In its report, Google notes that these attacks are part of a watering hole campaign, in which threat actors select specific websites to extract information from visitors: “The compromised websites had two iframes used as exploits for iOS and for macOS,” TAG notes.
Attackers abused the zero-day vulnerability to install a backdoor on Apple devices through the compromised websites. Investigators believe that the hacking group responsible for this campaign has extensive technological and economic resources at its disposal, so it is likely that they are being sponsored by a state actor.
After gaining root access to the affected platform, the attackers download a payload running in the background on the infected devices. By analyzing a sample of the end-stage malware, the experts concluded that it is a development resulting from the most advanced software engineering, using a model based on Data Distribution Service (DDS) to establish C&C communications.
The backdoor used by hackers is also somewhat unusual, as it allowed to spy on targets in a very detailed way, plus attackers were able to obtain logs of the affected system, take screenshots, record audio and video, execute terminal commands and the ability to upload and download files.
Although the researchers did not explicitly mention which websites are compromised in this hacking campaign, they point out that among the targets is a major media outlet in Hong Kong and a pro-democracy activist group, so the origin of this attack is intuit in the Chinese authorities.
To learn more about information security risks, malware variants, vulnerabilities and information technologies, feel free to access the International Institute of Cyber Security (IICS) websites.
He is a well-known expert in mobile security and malware analysis.
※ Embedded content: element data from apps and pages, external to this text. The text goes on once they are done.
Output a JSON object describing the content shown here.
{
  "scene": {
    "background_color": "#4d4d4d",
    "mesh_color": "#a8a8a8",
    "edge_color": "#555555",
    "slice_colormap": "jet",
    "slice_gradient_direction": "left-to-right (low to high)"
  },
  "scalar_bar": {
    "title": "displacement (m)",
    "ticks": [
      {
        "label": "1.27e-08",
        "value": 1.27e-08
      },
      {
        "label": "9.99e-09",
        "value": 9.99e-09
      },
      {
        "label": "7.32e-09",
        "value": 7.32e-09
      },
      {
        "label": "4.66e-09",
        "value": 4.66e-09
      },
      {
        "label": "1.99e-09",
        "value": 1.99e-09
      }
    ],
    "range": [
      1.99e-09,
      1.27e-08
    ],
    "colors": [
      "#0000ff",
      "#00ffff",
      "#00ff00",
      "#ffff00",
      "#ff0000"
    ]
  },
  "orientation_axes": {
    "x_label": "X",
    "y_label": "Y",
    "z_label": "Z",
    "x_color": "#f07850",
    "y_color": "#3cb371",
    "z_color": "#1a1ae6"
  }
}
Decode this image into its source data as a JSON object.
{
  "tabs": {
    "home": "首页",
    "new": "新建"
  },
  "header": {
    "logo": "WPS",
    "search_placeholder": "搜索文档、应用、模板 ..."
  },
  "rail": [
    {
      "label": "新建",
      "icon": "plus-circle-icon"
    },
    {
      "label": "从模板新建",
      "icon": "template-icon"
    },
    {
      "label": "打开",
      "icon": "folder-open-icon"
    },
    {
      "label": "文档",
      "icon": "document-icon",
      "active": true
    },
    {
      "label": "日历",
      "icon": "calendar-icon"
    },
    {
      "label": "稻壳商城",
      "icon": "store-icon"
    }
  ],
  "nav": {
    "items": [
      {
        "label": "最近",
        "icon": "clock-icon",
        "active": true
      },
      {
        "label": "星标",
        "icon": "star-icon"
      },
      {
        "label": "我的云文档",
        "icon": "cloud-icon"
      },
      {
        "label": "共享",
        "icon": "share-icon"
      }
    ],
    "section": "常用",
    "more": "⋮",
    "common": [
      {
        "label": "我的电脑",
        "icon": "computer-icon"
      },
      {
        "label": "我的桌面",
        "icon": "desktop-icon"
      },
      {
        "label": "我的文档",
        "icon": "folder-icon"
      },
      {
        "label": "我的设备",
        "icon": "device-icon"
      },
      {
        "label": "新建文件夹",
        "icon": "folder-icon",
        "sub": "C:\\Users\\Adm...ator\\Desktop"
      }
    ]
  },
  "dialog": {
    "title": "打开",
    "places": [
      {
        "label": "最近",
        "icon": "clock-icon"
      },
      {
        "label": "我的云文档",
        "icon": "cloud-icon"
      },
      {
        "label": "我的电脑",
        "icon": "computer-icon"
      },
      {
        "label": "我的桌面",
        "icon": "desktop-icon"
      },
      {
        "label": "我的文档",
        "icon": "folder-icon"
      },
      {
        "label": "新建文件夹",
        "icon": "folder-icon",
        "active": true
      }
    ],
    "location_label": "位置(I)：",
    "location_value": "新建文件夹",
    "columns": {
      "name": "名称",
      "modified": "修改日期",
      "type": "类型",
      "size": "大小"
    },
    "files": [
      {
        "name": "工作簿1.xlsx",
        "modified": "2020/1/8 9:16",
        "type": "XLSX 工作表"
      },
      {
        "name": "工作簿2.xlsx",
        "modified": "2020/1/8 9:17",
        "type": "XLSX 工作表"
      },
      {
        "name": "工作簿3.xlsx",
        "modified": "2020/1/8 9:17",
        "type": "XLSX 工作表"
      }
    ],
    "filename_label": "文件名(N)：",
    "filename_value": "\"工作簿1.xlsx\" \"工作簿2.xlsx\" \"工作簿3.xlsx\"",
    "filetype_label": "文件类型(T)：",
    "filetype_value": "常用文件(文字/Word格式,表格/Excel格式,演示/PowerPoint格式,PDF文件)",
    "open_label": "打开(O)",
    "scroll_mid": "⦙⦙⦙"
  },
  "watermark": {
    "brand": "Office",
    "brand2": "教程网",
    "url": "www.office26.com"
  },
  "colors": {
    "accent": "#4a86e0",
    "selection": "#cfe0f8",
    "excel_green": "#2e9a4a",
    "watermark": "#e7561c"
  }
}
He studied Computer Science at NYU and started working as a cyber security analyst in 2003. He is actively working as an anti-malware expert. He also worked for security companies like Kaspersky Lab. His everyday job includes researching about new malware and cyber security incidents. Also he has deep level of knowledge in mobile security and mobile vulnerabilities.